There used to be something magical about those childhood summers spent playing outside all day with neighborhood friends and returning home to a cold refreshing juice box. Avery Brewing’s Summer’s Day IPA is the adult version of quenching your thirst with one of those nostalgic Hi-C Ecto Coolers.
How about this scene: You swing open the back door to a house that leads into a dark basement. A cloud of body heat, and body sweat greets you at the door. Each step taken down the stairs (that surely don’t meet building code) enters you into another level of this nimbus dense, wet heat cluster. Finally on the basement floor you immediately identify the source—a hundred sweat dripping college kids standing shoulder-to-shoulder yelling to one another over the boom of the music. As thirteen dollar handles of vodka are being passed over your head you scale across the side of the basement to make your way around the crowd. There are solo cups filled with last weekend’s beer that were placed and forgotten on the shelves beside you. And is that something growing in the beer? Hard to see, but you can sure smell a festering sourness woft out of the cup. Buddy, that ain’t no lambic. Human traffic is backed up at an unchilled keg. Pour yourself a cup. Oh great, a nice head to this one. The whole cup is foam but it quickly dissipates into a lukewarm puddle. Take a gulp. Gotta’ love Natural Light. Then take a look over to the beer pong table. There’s a guy, ping-pong ball in one hand, snifter glass of Dogfish Head 90 Minute in the other. That’s me. I love craft beer and I’m in college. That guy is me.
ABV: 6.5% | IBU: 33
Stout brewed with dark chocolate and vanilla beans added.

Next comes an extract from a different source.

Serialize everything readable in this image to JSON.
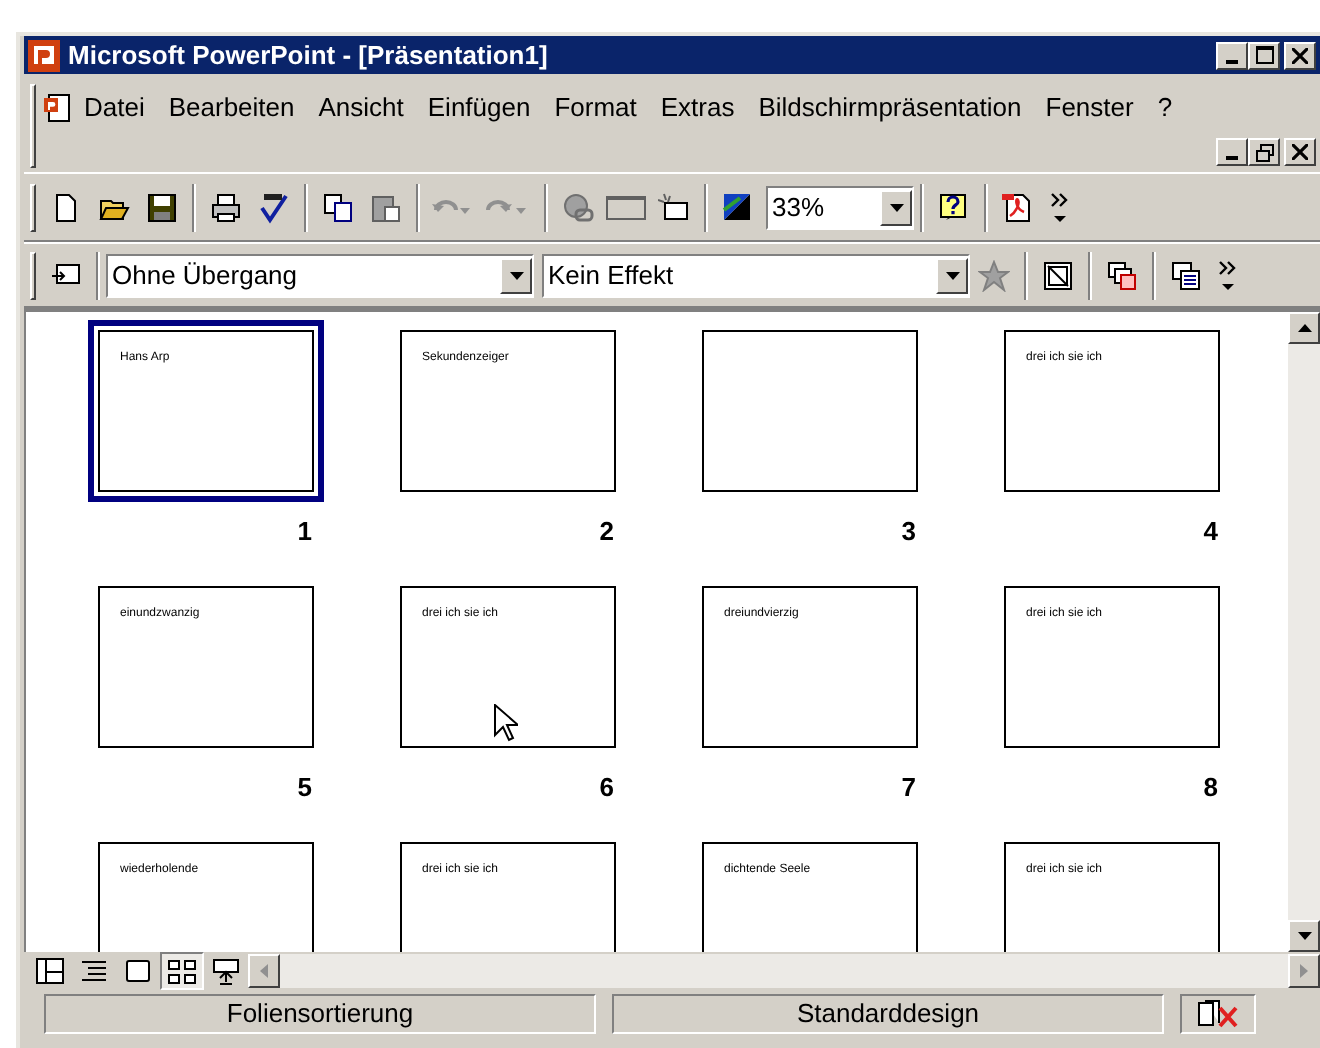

Fat Head’s story began in Pittsburgh, PA, circa 1992, with the founding of Fat Head’s Saloon. In 2009 Fat Head’s expanded to North Olmsted, Ohio, teaming up with Matt Cole (an award winning brewer) to open Fat Head’s Brewery & Saloon. Success came quickly, with the brewery producing over 5000 barrels over its first three years and Fat Head’s beers winning many awards. They expanded to a full-scale producing brewery in 2012, located in Middleburg Heights, Ohio.
I grew up on a farm in Lawrenceburg, Kentucky. Every day to and from school, we would pass one of Anderson County’s two distilleries. The smell of mash in the morning still brings back a flood of childhood memories. So when I heard that Anderson Valley produced a beer aged in an Anderson County batch of Bourbon barrels, I was naturally rather intrigued. I am a serious Bourbon drinker and, quite honestly, know more about Bourbon than I do beer. You grow up with it, you tend to learn a few things.
A pair of us from PorchDrinking.com were fortunate enough to attend the 2013 Craft Brewer’s Conference in Washington, DC in March. Considering Erin and I hold very different beer backgrounds (but are both beer enthusiasts nonetheless), here is my take (as someone who spends his 9-5 in the industry) on CBC:
Last week, everyone from brewers and cicerones, to keg manufacturers and beer academics – over 6,400 of them – descended upon Washington, DC to engage in the annual Brewers Association Craft Beer Conference and BrewExpo America for a week of hard work and industry networking infused with a heavy dose of beer drinking and occasional mischief. This gathering differs greatly from the Great American Beer Festival, which is much more focused on the actual brews themselves, rather than the industry. The entire event hosts two main components: the Craft Beer Conference (seminar-based) and BrewExpo America (an industry trade show).
We are extremely excited to announce a pair of radical parties coming up celebrating Colorado Craft Beer Week! The week of festivities put on by the Colorado Brewers Guild aims to celebrate Colorado breweries, their beer and the people who brew them. CCBW will also feature special tappings, food and beer pairings, educational events and more including the Legends and Rarities event and the New Kids on the Block 80’s Party.